DATE: December 13, 2012
PARTIES: University of Toronto v A.M.
Hearing Date(s): November 21, 2012
Sara Faherty, Chair
Hugh Gunz, Faculty Member
Michael Donnelly, Student Member
Mr. Christopher Lang, Director, Appeals, Discipline and Faculty Grievances
For the Student: A.M. (student)
For UTSC, John Scherk, Vice Dean
UTSC – request to rewrite examinations – appeal dismissed – Student failed to provide adequate documentation – UTSC should adopt a standardized practice outlining for students and invigilators alike how to proceed when a student is ill during an examination
Student appealed decision of the UTSC Academic Appeals Committee denying her request to rewrite two final examinations she took during the Summer 2011 session. The Student made the request on the grounds that she was ill on the day both the exams were written. The Student submitted a medical certificate dated two weeks after the exam and did not provide a letter from the examination invigilator who, according to the Student, had refused her request for a letter because the examination was a long time ago and she had no recollection of a previous conversation with the Student.
The Committee observed that there was no reliable documentation of the Student’s condition on the day of the two final examinations. The Student claimed she did not leave during the examination because the invigilator informed her that she should try her best to continue. The Committee acknowledged that the obligation to document an illness is properly placed on the student asserting a medical excuse, but expressed disappointment in the lack of clarity on the part of the examination invigilators. The Committee noted that other divisions make clear prior to the start of an exam that if a student feels ill, they should leave immediately because no re-write will be granted once the exam has begun. The Committee urged the division to consider adopting a similar, standardized practice outlining for students and invigilators alike how to proceed when a student is ill during an examination. The Committee concluded that UTSC was justified in invoking its policy requiring the Student to document her illness and provide corroboration from the examination invigilator and a health care professional.

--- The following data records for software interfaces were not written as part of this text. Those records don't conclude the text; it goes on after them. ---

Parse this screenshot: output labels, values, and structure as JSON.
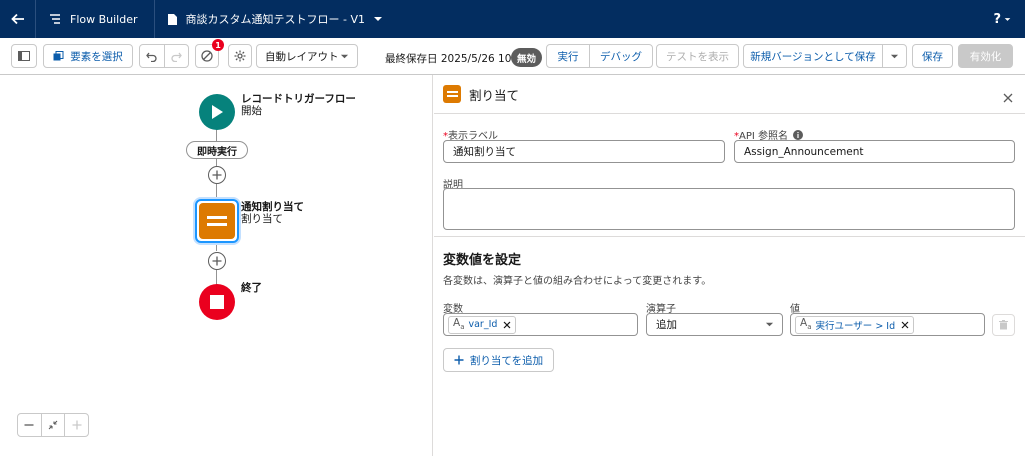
{
  "topbar": {
    "app_name": "Flow Builder",
    "flow_title": "商談カスタム通知テストフロー - V1",
    "help_label": "?"
  },
  "toolbar": {
    "select_elements_label": "要素を選択",
    "error_count": "1",
    "layout_label": "自動レイアウト",
    "last_saved": "最終保存日 2025/5/26 10:45",
    "status_badge": "無効",
    "run_label": "実行",
    "debug_label": "デバッグ",
    "view_tests_label": "テストを表示",
    "save_as_new_label": "新規バージョンとして保存",
    "save_label": "保存",
    "activate_label": "有効化"
  },
  "canvas": {
    "start_title": "レコードトリガーフロー",
    "start_sub": "開始",
    "immediate_label": "即時実行",
    "assign_title": "通知割り当て",
    "assign_sub": "割り当て",
    "end_title": "終了"
  },
  "panel": {
    "title": "割り当て",
    "label_field_label": "表示ラベル",
    "label_value": "通知割り当て",
    "api_field_label": "API 参照名",
    "api_value": "Assign_Announcement",
    "desc_label": "説明",
    "section_title": "変数値を設定",
    "section_desc": "各変数は、演算子と値の組み合わせによって変更されます。",
    "variable_label": "変数",
    "operator_label": "演算子",
    "value_label": "値",
    "variable_value": "var_Id",
    "operator_value": "追加",
    "value_value": "実行ユーザー > Id",
    "add_assignment_label": "割り当てを追加"
  },
  "colors": {
    "topbar": "#032d60",
    "start_node": "#06827c",
    "assign_node": "#dd7a01",
    "end_node": "#ea001e",
    "brand": "#0176d3"
  }
}
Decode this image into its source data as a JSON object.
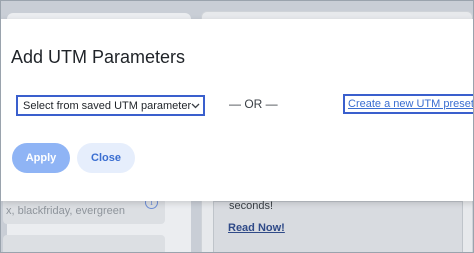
{
  "background": {
    "tags_placeholder": "x, blackfriday, evergreen",
    "info_icon": "i",
    "preview_text": "seconds!",
    "read_now_link": "Read Now!"
  },
  "modal": {
    "title": "Add UTM Parameters",
    "select": {
      "selected_value": "Select from saved UTM parameter"
    },
    "or_divider": "— OR —",
    "create_link": "Create a new UTM preset",
    "apply_button": "Apply",
    "close_button": "Close"
  },
  "colors": {
    "focus_outline": "#3a5fcd",
    "link": "#3a6ed1",
    "apply_bg": "#8fb4f5",
    "close_bg": "#e6eefc"
  },
  "icons": {
    "select_chevron": "chevron-down-icon",
    "info": "info-icon"
  }
}
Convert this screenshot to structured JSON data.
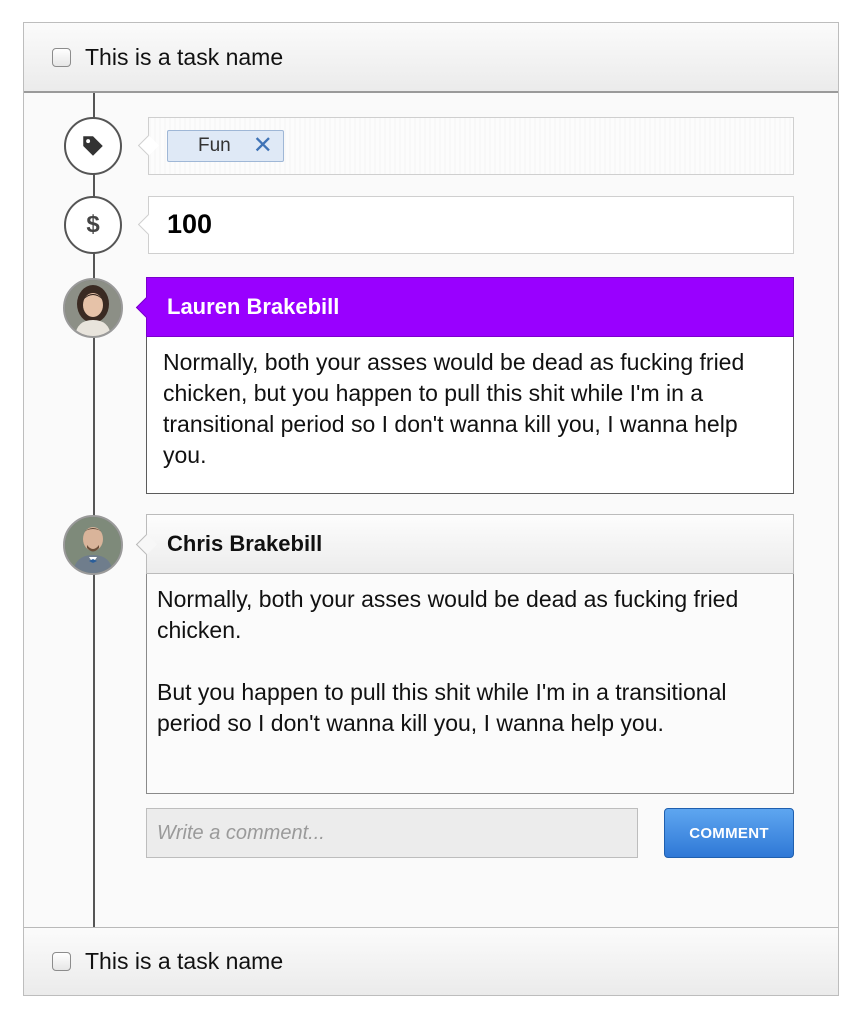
{
  "task_header": {
    "name": "This is a task name",
    "checked": false
  },
  "tags_field": {
    "tags": [
      {
        "label": "Fun",
        "remove_glyph": "✕"
      }
    ]
  },
  "value_field": {
    "currency_symbol": "$",
    "value": "100"
  },
  "comments": [
    {
      "author": "Lauren Brakebill",
      "header_color": "#9900ff",
      "paragraphs": [
        "Normally, both your asses would be dead as fucking fried chicken, but you happen to pull this shit while I'm in a transitional period so I don't wanna kill you, I wanna help you."
      ]
    },
    {
      "author": "Chris Brakebill",
      "paragraphs": [
        "Normally, both your asses would be dead as fucking fried chicken.",
        "But you happen to pull this shit while I'm in a transitional period so I don't wanna kill you, I wanna help you."
      ]
    }
  ],
  "composer": {
    "placeholder": "Write a comment...",
    "button_label": "COMMENT",
    "button_color": "#2f78d6"
  },
  "task_footer": {
    "name": "This is a task name",
    "checked": false
  },
  "icons": {
    "tag": "tag-icon",
    "dollar": "dollar-icon",
    "close": "close-icon"
  }
}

The certificate the Student provided was insufficient to document the Student’s condition two weeks prior. Appeal dismissed.